GSA Annual Meeting in Indianapolis, Indiana, USA - 2018

Paper No. 208-3
Presentation Time: 2:05 PM


BROOKS, Edward M.1, STEIN, Seth1, SPENCER, Bruce D.2, SALDITCH, Leah1, NEELY, James S.1, PETERSEN, Mark David3 and MCNAMARA, Daniel E.4, (1)Earth and Planetary Sciences, Northwestern University, 2145 Sheridan Road, Evanston, IL 60208, (2)Department of Statistics and Institute for Policy Research, Northwestern University, Evanston, IL 60208, (3)Geologic Hazards Team, U.S. Geological Survey, Denver Federal Center, MS 966, Box 25046, Denver, CO 80225, (4)US Geological Survey, Geologic Hazards Science Center, 1711 Illinois Street, Golden, CO 80401

Seismicity rates in the central United States have increased dramatically in the past decade due to the underground injection of wastewater produced by oil and gas extraction.
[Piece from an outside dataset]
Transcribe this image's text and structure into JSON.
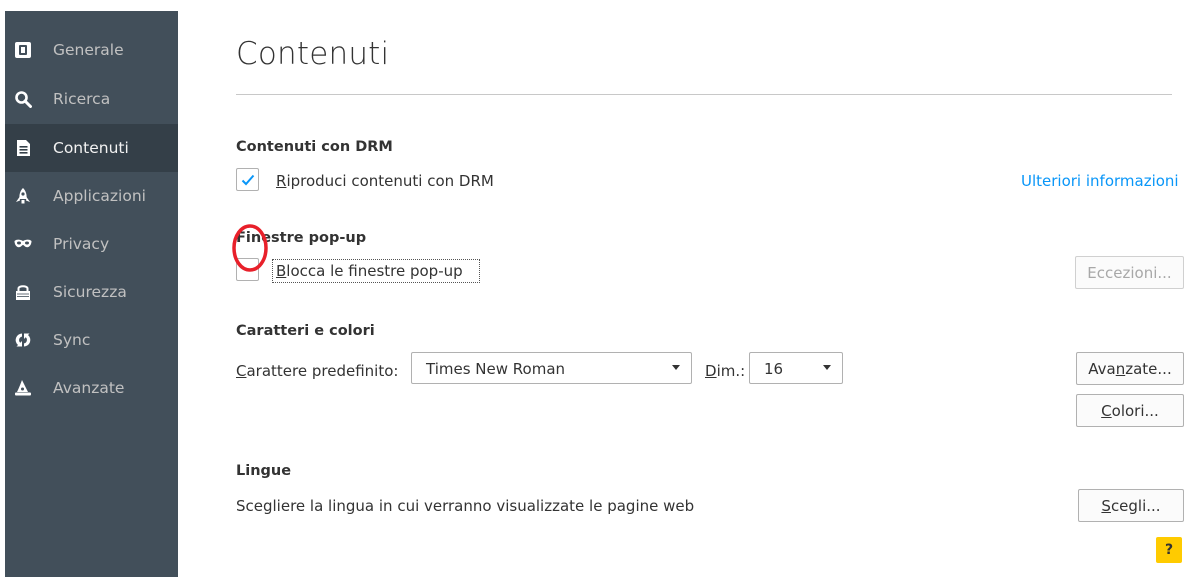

In response to the increased seismic activity, the USGS began creating one-year probabilistic hazard models and maps to describe the increased hazard posed to the central and eastern United States. Using the intensity of shaking reported to the “Did You Feel It?” system, we assessed the performance of the 2016 model using metrics to quantify the performance of hazard models and describe different characteristics of map behavior. By both the fractional exceedance metric, which describes how well a probabilistic model compares to a shaking record, and the squared misfit metric, which measures how similar a shaking record is to the predictions of a model, we found the map to work well. The model was remade the following year with an updated earthquake catalogue. Here, we assess the 2017 model’s performance using the same methodology. The 2017 model overpredicted shaking in the area surrounding Oklahoma, where most of the injection activity occurred. Unexpected events in Montana and Delaware resulted in shaking exceeding expectations elsewhere. Despite these discrepancies, overall the 2017 model performed well, with only slightly worse metrics than the prior year. Analysis of different sub-regions— including Oklahoma and surrounding states, Montana, and the east coast— categorizes performance by different metrics in different locations. The aggregate, with all the sub-regions combined, yields a map that works well as a probabilistic model, indicating that the model for generating these one-year maps is robust and useful. These results imply that one-year induced seismicity hazard maps have the potential to be valuable tools for policy makers and regulators in managing the seismic risks associated with unconventional oil and gas production and informing decisions pertaining to induced seismic hazard.